The diagram on this page shows the overall architecture of the Xholon tool, and how it interacts with its environment.
The Xholon runtime framework is a tool that executes or simulates Xholon applications. An application makes use of the services provided by a small core, additional base classes, and an extensible set of plugins.
Xholon applications persist as Java and XML fragments in a specific Xholon format. These fragments can be located in a file system, in an XML database, and/or are accessible in other ways.
At runtime, the Xholon framework constructs an executable or simulation from some set of fragments.
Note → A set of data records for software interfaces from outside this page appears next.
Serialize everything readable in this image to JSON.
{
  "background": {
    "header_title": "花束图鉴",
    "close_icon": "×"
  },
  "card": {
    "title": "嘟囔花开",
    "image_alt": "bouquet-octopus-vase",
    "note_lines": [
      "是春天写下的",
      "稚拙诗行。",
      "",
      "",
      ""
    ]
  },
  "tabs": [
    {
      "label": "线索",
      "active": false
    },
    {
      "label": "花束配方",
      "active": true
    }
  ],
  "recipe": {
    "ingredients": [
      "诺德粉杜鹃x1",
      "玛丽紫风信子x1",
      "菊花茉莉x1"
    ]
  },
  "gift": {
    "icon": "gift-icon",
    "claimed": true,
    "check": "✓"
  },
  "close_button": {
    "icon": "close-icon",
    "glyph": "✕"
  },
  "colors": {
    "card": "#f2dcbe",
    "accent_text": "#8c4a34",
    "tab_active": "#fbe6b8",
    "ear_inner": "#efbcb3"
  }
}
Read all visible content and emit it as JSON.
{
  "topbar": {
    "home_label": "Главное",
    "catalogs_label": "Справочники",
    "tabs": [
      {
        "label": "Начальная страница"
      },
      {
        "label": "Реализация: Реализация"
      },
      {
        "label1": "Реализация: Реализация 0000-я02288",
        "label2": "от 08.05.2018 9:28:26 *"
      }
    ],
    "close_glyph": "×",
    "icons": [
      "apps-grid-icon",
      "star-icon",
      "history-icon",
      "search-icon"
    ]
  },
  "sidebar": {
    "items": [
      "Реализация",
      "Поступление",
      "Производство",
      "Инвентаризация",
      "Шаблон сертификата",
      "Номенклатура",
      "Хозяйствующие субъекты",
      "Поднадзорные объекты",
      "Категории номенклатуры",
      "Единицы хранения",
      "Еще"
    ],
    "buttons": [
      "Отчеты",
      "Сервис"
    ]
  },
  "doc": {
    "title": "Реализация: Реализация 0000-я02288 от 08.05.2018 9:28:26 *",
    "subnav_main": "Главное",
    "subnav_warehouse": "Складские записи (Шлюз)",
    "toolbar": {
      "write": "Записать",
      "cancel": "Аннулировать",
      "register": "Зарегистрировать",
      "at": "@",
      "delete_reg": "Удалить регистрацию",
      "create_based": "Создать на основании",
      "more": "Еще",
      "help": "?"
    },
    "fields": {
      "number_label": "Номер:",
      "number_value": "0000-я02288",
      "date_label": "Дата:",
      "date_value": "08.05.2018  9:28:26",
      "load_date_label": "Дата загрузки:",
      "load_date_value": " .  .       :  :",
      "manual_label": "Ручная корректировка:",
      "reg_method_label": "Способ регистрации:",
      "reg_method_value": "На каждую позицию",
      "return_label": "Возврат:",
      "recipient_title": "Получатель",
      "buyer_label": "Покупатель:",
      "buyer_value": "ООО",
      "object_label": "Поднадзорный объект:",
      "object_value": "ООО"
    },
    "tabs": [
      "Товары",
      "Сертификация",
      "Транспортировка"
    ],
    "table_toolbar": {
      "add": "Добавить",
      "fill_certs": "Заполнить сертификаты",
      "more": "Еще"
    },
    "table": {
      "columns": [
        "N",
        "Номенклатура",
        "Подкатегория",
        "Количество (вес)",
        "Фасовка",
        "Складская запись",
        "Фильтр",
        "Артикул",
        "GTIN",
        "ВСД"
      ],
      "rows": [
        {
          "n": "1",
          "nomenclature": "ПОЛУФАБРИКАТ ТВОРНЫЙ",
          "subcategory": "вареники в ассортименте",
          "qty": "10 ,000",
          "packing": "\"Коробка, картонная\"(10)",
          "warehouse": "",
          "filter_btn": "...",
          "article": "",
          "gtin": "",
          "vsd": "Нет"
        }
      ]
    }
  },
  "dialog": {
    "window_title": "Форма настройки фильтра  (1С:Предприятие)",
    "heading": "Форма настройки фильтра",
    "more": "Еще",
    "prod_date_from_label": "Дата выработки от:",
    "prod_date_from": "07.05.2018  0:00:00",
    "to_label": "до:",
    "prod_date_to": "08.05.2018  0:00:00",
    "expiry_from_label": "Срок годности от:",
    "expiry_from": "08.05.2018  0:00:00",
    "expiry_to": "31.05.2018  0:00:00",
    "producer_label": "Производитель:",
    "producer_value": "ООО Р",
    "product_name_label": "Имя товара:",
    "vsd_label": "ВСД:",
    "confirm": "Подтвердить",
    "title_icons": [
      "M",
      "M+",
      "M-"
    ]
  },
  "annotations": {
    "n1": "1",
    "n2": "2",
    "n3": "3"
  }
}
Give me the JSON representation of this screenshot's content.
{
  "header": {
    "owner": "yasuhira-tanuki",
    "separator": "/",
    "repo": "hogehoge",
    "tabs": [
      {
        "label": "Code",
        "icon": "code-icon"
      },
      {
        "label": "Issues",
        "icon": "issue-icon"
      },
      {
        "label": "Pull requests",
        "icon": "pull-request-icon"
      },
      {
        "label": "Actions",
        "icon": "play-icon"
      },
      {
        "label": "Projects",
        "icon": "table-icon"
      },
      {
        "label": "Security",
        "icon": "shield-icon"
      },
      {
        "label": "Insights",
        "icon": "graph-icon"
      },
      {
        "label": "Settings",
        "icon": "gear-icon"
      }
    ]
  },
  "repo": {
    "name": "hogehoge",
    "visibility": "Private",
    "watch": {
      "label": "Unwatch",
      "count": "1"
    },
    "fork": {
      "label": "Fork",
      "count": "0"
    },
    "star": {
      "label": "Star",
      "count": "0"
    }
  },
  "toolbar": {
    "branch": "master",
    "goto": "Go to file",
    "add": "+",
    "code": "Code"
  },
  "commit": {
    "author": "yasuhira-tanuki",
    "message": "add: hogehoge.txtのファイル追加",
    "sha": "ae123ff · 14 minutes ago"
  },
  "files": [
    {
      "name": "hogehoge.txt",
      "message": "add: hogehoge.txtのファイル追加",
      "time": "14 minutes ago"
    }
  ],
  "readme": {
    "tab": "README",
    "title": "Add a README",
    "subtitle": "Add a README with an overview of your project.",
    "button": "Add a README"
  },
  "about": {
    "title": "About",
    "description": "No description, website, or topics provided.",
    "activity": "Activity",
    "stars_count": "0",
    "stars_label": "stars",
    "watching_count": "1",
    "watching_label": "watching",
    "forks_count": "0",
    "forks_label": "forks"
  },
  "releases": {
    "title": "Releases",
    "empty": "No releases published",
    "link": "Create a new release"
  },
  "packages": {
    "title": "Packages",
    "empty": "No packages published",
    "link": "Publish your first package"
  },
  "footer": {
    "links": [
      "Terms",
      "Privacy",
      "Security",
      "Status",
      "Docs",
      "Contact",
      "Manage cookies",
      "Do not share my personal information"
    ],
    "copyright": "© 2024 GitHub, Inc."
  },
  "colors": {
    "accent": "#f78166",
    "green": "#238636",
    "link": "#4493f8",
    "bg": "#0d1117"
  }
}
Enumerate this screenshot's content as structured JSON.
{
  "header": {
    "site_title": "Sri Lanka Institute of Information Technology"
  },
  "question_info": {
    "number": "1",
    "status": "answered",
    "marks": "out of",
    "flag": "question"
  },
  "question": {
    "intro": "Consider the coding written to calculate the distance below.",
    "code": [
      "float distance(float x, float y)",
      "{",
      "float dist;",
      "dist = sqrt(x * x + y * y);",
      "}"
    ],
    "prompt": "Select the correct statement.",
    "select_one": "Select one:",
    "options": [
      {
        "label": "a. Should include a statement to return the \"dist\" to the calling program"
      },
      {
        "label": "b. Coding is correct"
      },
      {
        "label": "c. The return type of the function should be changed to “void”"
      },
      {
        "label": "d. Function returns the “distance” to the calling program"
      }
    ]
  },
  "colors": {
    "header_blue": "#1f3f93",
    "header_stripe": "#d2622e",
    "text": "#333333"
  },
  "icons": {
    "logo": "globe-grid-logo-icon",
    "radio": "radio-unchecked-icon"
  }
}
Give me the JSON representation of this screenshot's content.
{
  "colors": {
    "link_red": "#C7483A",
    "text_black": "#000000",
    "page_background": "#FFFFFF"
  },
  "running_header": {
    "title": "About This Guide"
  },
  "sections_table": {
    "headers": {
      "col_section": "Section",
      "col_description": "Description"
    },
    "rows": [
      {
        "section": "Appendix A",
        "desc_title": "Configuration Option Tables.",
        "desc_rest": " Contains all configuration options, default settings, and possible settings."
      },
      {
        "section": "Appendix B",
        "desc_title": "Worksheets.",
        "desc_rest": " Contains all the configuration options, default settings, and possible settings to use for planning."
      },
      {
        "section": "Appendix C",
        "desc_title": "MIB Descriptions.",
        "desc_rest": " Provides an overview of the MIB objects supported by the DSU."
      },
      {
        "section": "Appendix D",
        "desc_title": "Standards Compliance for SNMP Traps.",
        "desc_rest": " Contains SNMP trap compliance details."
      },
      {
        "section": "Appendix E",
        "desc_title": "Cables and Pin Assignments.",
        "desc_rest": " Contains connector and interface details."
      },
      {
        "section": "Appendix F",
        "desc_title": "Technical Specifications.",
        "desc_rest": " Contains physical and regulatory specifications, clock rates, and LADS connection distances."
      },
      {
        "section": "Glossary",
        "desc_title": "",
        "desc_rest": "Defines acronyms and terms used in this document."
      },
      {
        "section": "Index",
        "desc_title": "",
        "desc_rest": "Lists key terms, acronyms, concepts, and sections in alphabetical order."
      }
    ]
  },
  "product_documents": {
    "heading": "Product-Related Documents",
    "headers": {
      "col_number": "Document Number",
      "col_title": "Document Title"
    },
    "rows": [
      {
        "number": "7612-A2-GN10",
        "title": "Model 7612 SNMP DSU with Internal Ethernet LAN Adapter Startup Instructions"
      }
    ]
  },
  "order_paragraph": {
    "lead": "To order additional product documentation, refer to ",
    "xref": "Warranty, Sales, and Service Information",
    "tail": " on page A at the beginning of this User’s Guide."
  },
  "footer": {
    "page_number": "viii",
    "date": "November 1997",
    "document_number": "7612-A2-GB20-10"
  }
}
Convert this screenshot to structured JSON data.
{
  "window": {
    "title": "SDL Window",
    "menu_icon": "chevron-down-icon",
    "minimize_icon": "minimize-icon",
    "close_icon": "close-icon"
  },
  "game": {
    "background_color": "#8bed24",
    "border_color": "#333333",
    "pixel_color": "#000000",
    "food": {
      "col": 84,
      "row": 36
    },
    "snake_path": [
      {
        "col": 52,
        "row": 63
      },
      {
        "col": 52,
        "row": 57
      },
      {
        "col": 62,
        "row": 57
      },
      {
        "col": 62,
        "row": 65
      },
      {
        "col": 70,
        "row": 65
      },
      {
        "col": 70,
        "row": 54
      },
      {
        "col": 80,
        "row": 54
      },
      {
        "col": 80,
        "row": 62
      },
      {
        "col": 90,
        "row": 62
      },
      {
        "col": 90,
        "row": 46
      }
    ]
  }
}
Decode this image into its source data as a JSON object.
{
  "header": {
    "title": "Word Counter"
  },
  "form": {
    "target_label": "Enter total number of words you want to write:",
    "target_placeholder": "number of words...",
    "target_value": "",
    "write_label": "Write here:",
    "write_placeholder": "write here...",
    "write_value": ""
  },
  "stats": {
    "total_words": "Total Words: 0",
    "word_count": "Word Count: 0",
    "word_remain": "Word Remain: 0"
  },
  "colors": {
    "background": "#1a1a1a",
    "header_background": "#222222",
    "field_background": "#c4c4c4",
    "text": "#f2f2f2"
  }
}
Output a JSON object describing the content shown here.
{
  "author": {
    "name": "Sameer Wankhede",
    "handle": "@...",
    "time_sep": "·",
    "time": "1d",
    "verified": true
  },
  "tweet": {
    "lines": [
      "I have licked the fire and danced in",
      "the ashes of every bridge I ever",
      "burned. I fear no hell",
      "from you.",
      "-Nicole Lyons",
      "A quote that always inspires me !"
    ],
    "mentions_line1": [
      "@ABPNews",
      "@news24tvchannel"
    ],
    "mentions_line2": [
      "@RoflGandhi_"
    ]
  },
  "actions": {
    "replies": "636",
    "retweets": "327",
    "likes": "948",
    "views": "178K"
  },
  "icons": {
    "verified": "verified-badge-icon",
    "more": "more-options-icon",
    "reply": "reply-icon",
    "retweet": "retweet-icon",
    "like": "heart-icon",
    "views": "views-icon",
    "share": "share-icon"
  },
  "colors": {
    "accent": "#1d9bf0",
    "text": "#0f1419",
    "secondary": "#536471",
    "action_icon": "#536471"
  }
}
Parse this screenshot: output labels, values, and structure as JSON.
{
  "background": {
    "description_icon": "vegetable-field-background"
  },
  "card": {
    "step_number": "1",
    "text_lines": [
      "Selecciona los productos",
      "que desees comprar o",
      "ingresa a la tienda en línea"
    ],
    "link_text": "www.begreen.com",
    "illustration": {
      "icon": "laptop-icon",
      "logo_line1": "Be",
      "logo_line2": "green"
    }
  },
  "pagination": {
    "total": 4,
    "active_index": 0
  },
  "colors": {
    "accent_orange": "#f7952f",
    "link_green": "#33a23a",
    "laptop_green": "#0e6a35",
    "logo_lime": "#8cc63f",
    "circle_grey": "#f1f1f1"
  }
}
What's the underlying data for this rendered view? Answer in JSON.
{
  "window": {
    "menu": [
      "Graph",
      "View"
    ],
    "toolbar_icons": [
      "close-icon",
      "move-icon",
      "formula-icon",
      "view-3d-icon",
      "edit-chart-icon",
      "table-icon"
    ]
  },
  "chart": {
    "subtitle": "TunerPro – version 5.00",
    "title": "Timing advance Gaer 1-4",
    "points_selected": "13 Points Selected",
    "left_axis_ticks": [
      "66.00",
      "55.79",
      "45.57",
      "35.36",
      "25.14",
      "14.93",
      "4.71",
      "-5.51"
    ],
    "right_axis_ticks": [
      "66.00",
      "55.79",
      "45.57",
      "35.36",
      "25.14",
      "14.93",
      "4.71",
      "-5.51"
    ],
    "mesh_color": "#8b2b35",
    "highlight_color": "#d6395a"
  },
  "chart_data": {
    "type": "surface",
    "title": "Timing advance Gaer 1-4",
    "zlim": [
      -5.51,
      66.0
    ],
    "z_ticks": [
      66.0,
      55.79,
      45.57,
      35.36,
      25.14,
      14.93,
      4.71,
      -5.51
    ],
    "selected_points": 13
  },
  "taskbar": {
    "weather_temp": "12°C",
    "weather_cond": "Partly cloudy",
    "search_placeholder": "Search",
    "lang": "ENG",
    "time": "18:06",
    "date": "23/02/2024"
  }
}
The fragments can be directly created using any Java- and XML-aware text editor. Alternatively, fragments can be created by transforming them from models, fragments and executables that are in other non-Xholon source formats, as output by various third-party tools. For example, a UML or UML 2 modeling tool can save a model in XMI or UML2 format, that can then be transformed into Xholon format. As another example, many system biology tools can save models in SBML format, that can then be transformed into Xholon format.
A Xholon application can itself create fragments by using genetic programming.
Xholon applications are optimized for transformability. They can be transformed into more time- or space-optimized target implementations.
Everything shown on this diagram is available with release 0.5 of Xholon, except for use of an XML database. This is an area that's currently under development.